“He was not just a Muslim or black man or a Louisville kid … He was more influential than just about anyone of his era,” President Obama wrote in a statement read by Senior Advisor Valerie Jarrett. “You couldn’t have made him up. And yes, he was pretty too.

“Muhammad Ali was America. Muhammad Ali will always be America.”

A close friend of the boxing legend, Crystal recounted how he first met Ali in 1974, when his stand up act included doing an impression of both him and sportscaster Howard Cosell. Ali loved the routine, and called Crystal his “little brother” from then on.

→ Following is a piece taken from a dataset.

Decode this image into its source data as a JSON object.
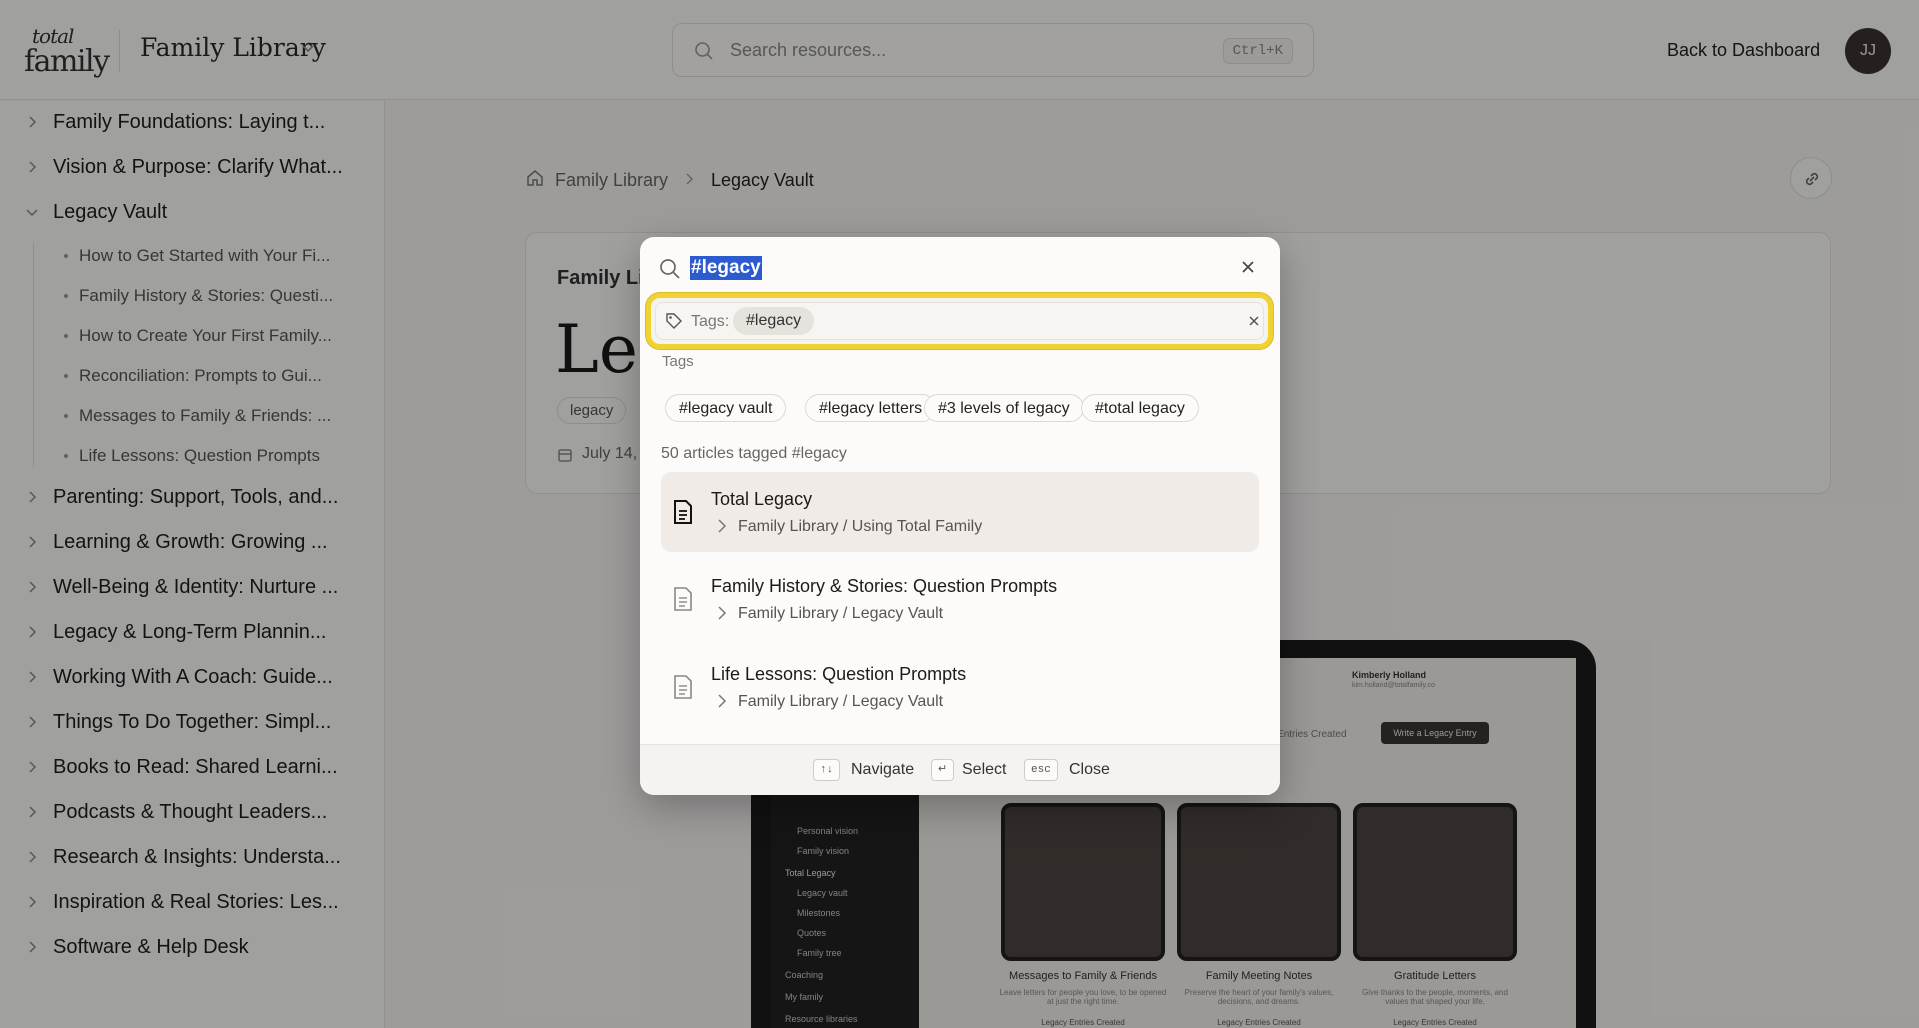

“It’s very hard to describe how much he meant to me,” Crystal said. “Every one of his fights had the aura of a Super Bowl … He was the most perfect athlete you ever saw, and those were his own words.”

Gumbel recalled how he shook Ali’s hand when The Champ visited Chicago when the veteran TV host was just 17 years old.

“I was awestruck,” Gumbel said. “And man, I thought he was the greatest. And half a century and a lifetime of experiences later, I am still awestruck and more convinced than ever that Muhammad Ali is the greatest.”

Members of the Ali family spoke as well, including Ali’s wife Lonnie Ali, who recounted how Ali was first directed towards boxing by police officer Joe Martin. “America must never forget that when a cop and an inner city kid talk to each other, then miracles can happen,” she said.

Thousands upon thousands of mourners filled the KFC Yum! Center in Downtown Louisville. The ceremony was presided over by an imam in the Muslim tradition, but people of many faiths offered their remembrances of Ali.

Sen. Orrin Hatch (R-UT), a devout Mormon, was joined by rabbis, Catholic priests, Native American chiefs, Muslim clerics and Buddhist monks in praising Ali’s legacy, both as an athlete and a civil rights figure.

The iconic heavyweight fighter passed away June 3 in an Arizona medical facility surrounded by his family. The official cause of death was “septic shock due to unspecified natural causes,” his spokesman Bob Gunnell said.

He was admitted to an Arizona hospital for respiratory issues but as the days went by his condition deteriorated. Hana Ali, one of Muhammad’s daughters, recounted her father’s final moments on Twitter:

“All of us were around him hugging and kissing him and holding his hands, chanting the Islamic prayer. All of his organs failed but his HEART wouldn’t stop beating. For 30 minutes … his heart kept beating. No one had ever seen anything like that. A true testament to the strength of his SPIRIT and WILL!”

Other tributes continue to pour in for the former world and Olympic champion. President Obama tweeted, “He shook up the world, and the world’s better for it. Rest in peace, Champ.”

George Foreman, Ali’s opponent-turned-lifelong friend, described him as “a fine man” and “royalty.”